popular with collectors over recent
years, as the focus has been on
bigger names. However the company's
skilfull an attractive designs together
with relatively low prices have led to a
resurgence in their popularity with collectors.
The company was established in New York
in 1904 where it made its own good quality
unsigned jewellery and also distributed
pieces for others. In the 1920's it focused on well made jewellery marked
"Lanvin's Violet". Before the outbreak of the second world war Lisner became
the US agent for Elsa Schiaparelli importing and selling the designers French
made jewellery. In addition it had a license to make her jewellery and accessories
in the United States.
After the "Lisner" signature was introduced in the 1930's it became more well known
in its own right. It used the many jewellery manufacturers based in Rhode Island to
make its pieces including Whiting and Davis, known for its metal mesh purses. Lisner
was at its peak int the 1950's with it coloured plastic and Lucite jewellery aimed at the
cheaper to mid point end of the market. Lucite was an acrylic type of plastic that could
be coloured shaped or moulded. Several costume jewellers adopted the material and
Lisner used it extensively with great results. Lisner's cololour combinations and attractive

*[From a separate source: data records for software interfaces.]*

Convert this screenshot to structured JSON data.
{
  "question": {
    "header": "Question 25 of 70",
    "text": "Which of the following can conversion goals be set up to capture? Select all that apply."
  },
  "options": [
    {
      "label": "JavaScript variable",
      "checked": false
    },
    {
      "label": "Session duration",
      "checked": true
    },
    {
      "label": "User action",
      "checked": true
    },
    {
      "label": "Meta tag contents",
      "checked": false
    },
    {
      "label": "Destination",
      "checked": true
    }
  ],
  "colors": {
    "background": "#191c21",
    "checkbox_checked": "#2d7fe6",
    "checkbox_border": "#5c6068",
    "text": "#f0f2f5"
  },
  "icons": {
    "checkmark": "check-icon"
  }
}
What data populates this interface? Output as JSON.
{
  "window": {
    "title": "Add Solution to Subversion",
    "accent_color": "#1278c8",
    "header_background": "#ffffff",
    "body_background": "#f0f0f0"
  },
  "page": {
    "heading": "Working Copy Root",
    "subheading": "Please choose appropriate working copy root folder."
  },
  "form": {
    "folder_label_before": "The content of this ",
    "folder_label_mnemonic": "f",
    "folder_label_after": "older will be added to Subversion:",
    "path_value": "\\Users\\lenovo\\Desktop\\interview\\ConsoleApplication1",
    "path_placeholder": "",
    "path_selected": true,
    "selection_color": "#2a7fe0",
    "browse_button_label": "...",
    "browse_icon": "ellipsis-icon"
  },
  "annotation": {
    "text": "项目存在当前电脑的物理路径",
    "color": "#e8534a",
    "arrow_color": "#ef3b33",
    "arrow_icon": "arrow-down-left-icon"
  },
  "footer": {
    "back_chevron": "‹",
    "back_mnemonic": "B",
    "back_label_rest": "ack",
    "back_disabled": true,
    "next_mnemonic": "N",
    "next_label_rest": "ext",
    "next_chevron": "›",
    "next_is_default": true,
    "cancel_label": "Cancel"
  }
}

results were a success at the time and are now popular again with collectors.
Below examples of Lisner's lucite necklaces:
Working with plastic or Lucite, Lisner designed jewellery around geometric or abstract
organic shapes such as flowers. On more expensive items these crisply moulded pieces
were combined with coloured or clear crystal rhinestones, often using the popular "aurora
borealis" rhinestones, or exotic lava stones.Designs were set on silver chromed or plated
bases, on in the 1960's on black japanned metal. Enamelling of metalwork was also used
to great effect.
Not all of Lisner's pieces were of the highest quality but they refleted the design trends of
the high end brands.Their 1950's rhinestone sets are an example of this. While not comparable
to the calibre of those made by Kramer and Weiss they are still better made than comparable
modern pieces. Lisner's "leaves" are not of thestandard of Schiaparelli, but they are affordable
Below: Rare Faux pearl Richeliue necklace by Lisner and Lisner brooch
In the late 1950's and into the 60's Lisner produced a range marked "Richelieu" which
was more expensive and of better quality. These pieces are harder to find today and
attract higher prices.